## TASK PROMPT
The word "Current" occurs in some lines of the listing. Copy those lines.

____

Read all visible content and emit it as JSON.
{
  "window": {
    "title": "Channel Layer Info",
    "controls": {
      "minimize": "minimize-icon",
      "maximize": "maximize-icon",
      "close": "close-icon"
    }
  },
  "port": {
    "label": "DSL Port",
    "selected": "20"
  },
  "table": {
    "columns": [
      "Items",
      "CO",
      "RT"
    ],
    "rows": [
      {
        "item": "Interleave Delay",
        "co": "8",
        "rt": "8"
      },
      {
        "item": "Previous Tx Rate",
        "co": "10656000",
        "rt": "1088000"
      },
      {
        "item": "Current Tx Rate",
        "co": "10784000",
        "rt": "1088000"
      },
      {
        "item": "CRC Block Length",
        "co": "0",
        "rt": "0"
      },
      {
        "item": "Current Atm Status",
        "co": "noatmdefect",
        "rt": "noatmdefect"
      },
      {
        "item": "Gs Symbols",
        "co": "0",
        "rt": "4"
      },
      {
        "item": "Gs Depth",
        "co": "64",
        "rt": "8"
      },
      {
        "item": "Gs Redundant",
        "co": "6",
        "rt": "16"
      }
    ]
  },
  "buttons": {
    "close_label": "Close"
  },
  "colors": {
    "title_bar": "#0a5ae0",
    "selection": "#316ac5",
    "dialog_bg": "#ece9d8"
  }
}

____

## WRITTEN ANSWER
        "item": "Current Tx Rate",
        "item": "Current Atm Status",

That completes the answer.